Unlike the baby boomers, millennials have had a much harder time joining the workplace as the job market is the most competitive it has ever been. Additionally, many jobs formerly labeled as “starter” jobs which functioned as millennials’ introduction into the workplace are moving into the realm of automation. A recent study by the Harvard Business Review states that millennials are 5% more likely to forfeit their unused vacation days than any other group due to fear of termination. This fear drives millennials to put their nose to the grindstone and take on a near-martyr approach to their work in efforts to show complete dedication to both their job and the company.

Millennials are purpose-driven.

Rising through the ranks at one organization with a focus on a singular skill set is quickly becoming a career path of the past. Millennials understand this and use their jumps from employer to employer to their advantage. At each organization, they take on new roles that diversify their experience, expand their network, and position them as future leaders.

Further, millennials operate from a different set of core principles and values than previous generations. They grew up during a global recession and had a front seat to the world’s problems with the explosion of mass media. For millennials, their job is more than a 9–5. It is a way for them to be a part of something bigger, to positively impact their local community and even the world. They are so driven by this need to impact cultural change that a large majority take their future into their own hands and create their own businesses.

Millennials are the future of the workforce.

No matter the cultural stigmas, millennials represent the largest generation in the U.S. labor force at 35%. For companies to be successful at building an inclusive culture, organizational leaders need to reconsider their millennial bias or else these rifts will continue to negatively affect companies from attracting top talent.
 
Companies like Google, Microsoft, and IBM are winning the race for top talent by weaving relevant learning and development opportunities into every stage of employee life cycles. They are also infusing purpose into these development opportunities to ensure that employees are aware that the work they do on a daily basis has a positive social impact. And, they are maintaining millennial motivation by prioritizing professional development and presenting new projects to millennial employees that develop new and unique skill sets.

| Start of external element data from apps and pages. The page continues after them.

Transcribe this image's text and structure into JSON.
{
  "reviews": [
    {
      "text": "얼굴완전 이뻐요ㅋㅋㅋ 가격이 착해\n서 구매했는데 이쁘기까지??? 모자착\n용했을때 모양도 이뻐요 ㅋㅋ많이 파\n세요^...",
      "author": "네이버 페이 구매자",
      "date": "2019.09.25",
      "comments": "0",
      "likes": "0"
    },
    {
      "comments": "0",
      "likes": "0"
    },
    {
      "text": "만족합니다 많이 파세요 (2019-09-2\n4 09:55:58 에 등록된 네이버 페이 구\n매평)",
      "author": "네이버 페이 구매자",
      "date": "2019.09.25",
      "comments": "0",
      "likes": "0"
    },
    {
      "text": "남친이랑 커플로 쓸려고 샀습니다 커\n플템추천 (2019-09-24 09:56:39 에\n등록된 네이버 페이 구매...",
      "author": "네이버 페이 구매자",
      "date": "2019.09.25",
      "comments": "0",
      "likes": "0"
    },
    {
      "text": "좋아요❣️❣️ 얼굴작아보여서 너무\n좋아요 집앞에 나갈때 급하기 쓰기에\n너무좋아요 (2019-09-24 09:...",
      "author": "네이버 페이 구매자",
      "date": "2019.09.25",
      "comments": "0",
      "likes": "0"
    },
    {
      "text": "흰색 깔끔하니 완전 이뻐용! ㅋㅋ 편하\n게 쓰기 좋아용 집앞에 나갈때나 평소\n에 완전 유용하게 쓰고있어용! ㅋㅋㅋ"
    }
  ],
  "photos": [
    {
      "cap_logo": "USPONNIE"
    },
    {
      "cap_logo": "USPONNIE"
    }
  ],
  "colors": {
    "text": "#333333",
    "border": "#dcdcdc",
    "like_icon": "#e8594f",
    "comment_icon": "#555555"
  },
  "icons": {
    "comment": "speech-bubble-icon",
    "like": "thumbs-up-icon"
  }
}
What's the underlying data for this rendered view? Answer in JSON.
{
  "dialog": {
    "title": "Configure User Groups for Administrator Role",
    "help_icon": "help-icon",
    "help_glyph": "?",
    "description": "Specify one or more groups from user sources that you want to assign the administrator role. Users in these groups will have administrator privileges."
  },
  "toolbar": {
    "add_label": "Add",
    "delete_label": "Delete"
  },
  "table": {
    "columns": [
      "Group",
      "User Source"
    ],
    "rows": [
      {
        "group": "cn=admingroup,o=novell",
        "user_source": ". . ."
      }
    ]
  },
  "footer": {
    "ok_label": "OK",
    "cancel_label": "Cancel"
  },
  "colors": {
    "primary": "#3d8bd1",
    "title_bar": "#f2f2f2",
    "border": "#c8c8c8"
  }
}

Simply put, the companies that foster a culture with a specific purpose and allow for opportunities to learn new skills within a healthy work-life balance will be more attractive to top-tier millennial talent.

 

Topics: Future of Work, Workplace, Company Culture

Kate Sheffield

Written by Kate Sheffield

Kate is President and COO of Preciate.